If the Lord were to call 1 percent of that larger number, then 1,000 pastors would run for office in 2016. And if they each averaged 300 volunteers per campaign, that would create a 300,000 grass-roots, precinct-level explosion from the bottom-up. It would ignite a spiritual movement in the public arena of America not seen since America's founding.
Will you please pray about running for elective office in 2016? You may be thinking: "Why is this even important?" or "Does God even want us to be so concerned about politics and government?" Ronald Greer, a Methodist minister and author, wrote a book about the dark days of the Nazi takeover of Holland. Gestapo were everywhere and Jews were vanishing. Some Dutch Christians asked former missionary Hendrik Kraemer what they should do. He said to them, "I cannot tell you what to do, but I can tell you who you are. If you know who you are, then you will know what to do."
Then Kraemer picked up his Bible and read to the scared Christians: "But you are a chosen race, a royal priesthood, a holy nation" (1 Pet. 2:9). After hearing the Word of God, the people thanked Kraemer, left and started the Dutch underground resistance. So let me ask you—do you remember who you are? From one generation to the next, Christian courage is a requirement if we are to be found faithful. Even as the persecuted early church prayed for an increase in boldness (not freedom from persecution), the various crises we face in America in 2015 should cause us to do the same.
And as we march forth in boldness, ready to do battle against our common enemy, the devil and "the spiritual forces in high places" (Eph. 6:12), we do well to remember that "our battle is not against flesh and blood." For those of us who as Christians are actively involved in politics—campaigns, elections, coalition-building, etc.—this must never be forgotten. We must know who we are, and we must know who our enemy is.

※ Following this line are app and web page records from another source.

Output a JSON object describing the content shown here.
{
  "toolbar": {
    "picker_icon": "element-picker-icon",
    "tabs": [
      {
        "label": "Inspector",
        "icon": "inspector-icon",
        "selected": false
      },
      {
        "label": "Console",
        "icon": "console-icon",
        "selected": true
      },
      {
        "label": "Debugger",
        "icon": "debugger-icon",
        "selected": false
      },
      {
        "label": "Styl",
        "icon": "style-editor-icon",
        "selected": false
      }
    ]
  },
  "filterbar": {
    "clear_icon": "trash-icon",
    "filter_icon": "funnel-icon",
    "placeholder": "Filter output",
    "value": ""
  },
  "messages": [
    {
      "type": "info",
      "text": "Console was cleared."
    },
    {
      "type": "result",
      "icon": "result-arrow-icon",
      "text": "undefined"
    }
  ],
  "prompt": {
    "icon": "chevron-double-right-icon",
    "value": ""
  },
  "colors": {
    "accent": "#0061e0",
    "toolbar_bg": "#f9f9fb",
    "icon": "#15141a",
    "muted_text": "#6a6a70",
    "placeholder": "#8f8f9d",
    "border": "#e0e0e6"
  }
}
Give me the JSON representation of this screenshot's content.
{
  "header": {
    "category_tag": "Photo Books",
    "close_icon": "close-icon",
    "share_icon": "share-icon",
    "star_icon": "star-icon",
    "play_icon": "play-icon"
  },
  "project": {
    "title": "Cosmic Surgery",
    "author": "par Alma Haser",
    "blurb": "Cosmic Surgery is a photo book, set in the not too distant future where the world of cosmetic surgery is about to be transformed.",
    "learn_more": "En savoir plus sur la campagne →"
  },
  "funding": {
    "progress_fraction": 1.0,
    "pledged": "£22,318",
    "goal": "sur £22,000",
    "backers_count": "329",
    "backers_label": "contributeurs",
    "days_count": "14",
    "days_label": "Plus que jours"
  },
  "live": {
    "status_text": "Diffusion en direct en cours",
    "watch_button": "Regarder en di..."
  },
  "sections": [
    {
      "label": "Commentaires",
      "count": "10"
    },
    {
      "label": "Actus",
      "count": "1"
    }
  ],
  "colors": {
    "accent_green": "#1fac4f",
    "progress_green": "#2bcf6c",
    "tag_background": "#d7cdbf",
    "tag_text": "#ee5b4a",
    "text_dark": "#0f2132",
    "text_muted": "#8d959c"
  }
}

We want to help lead our pastors away from a false vision of their ministry, which would have them retreat from the public square. Because of this retreat of evangelical pastors from the public square over the last century, America no longer enjoys a biblically based culture. If, as I argue, the glory of a nation lies in its righteousness, and if virtue is an essential component of sustainable freedom, then we have placed our nation in harm's way.
Jeremiah described the devastation and suffering of a nation as being the result of sin and rebellion of its people. "She defiled herself with immorality and gave no thought to her future. Now she lies in the gutter with no one to lift her out" (Lam. 1:9).
Exceptional men and women with biblical wisdom founded America. A nation rose and soared, saturated in "the understanding and knowledge of God." Her moral absolutes were acquired from the Book—His Word.
And it was colonial-era pastors who led, walking in the arena of civil government. The early history of the United States reveals that ministers running for elective office and serving the country as a statesman was standard practice.
The fact is until recently pastors have always been at the forefront of leading America to call upon God to send the miracle of repentance and revival in America. And often it has been the case that pastors led from both the pulpit and from the chair of elected office.
The anointed eye recognizes that what has happened to Christian America is part of the spiritual battle, an ongoing war throughout history, attempting to erase Jesus Christ from history and the founding of America. But the cross is the basis of all blessing and the source of all wisdom.
Will you bring wisdom to your city? Will you take Christ into the public square? This is the need of the hour."